▼▼▼

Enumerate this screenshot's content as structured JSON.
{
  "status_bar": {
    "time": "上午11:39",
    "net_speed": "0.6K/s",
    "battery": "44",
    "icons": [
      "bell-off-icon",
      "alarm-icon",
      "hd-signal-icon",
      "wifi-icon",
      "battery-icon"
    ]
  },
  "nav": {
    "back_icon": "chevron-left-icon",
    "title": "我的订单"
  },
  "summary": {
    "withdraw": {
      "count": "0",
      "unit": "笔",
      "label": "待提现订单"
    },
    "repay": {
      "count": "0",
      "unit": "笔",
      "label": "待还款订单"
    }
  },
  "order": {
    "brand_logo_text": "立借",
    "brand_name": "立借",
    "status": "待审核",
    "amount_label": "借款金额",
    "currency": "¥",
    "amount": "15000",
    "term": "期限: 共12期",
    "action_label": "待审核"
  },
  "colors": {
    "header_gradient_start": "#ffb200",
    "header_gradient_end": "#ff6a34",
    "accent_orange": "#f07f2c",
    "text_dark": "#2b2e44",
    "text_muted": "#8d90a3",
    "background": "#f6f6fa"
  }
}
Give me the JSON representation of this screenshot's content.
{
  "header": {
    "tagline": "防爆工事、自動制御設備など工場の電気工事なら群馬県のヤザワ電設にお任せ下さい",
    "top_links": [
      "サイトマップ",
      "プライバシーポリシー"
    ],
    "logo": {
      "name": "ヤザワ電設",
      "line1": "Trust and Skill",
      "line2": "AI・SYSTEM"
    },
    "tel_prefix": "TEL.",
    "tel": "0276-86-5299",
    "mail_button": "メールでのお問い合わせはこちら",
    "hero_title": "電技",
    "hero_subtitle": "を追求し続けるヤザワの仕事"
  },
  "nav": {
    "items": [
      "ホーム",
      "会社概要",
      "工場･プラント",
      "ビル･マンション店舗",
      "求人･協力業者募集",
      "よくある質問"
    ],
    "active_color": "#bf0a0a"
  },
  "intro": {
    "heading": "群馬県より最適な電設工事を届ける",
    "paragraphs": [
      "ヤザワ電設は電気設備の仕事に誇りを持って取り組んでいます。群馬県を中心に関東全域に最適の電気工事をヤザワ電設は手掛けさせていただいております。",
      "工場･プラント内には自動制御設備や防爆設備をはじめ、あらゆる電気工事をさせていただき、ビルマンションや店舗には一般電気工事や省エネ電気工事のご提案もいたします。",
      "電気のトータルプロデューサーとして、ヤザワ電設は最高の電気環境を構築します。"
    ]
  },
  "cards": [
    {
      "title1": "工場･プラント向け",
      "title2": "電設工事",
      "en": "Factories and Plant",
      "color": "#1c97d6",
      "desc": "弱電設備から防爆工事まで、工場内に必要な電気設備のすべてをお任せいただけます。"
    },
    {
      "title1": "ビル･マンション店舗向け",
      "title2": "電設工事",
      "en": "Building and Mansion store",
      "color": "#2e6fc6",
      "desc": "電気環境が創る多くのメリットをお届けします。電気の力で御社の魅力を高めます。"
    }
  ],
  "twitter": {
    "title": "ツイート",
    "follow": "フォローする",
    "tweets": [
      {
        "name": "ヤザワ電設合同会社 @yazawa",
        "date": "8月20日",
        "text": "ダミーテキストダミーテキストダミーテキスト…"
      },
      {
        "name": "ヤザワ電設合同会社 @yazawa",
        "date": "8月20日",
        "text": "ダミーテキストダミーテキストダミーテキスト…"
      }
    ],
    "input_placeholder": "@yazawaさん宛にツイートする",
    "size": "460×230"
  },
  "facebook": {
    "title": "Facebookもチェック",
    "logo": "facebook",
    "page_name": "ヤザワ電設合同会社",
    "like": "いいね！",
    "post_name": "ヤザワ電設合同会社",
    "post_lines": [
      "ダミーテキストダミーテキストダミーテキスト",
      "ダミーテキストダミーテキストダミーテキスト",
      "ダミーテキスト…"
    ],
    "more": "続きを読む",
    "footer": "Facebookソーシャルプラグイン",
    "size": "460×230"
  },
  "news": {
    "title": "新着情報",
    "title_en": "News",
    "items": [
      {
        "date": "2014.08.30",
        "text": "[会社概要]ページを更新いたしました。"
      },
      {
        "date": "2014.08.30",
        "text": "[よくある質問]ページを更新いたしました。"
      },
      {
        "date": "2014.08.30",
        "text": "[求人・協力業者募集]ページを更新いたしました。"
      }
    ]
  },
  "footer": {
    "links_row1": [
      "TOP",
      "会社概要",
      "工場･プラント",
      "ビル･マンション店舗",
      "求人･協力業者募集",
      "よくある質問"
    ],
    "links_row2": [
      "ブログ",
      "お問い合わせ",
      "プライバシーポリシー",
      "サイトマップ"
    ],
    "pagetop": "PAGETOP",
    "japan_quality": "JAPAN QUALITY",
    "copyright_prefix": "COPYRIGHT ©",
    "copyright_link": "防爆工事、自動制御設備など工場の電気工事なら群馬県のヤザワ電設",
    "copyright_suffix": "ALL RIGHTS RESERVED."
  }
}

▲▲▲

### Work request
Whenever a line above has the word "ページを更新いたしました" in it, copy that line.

### Solution to the exercise
        "text": "[会社概要]ページを更新いたしました。"
        "text": "[よくある質問]ページを更新いたしました。"
        "text": "[求人・協力業者募集]ページを更新いたしました。"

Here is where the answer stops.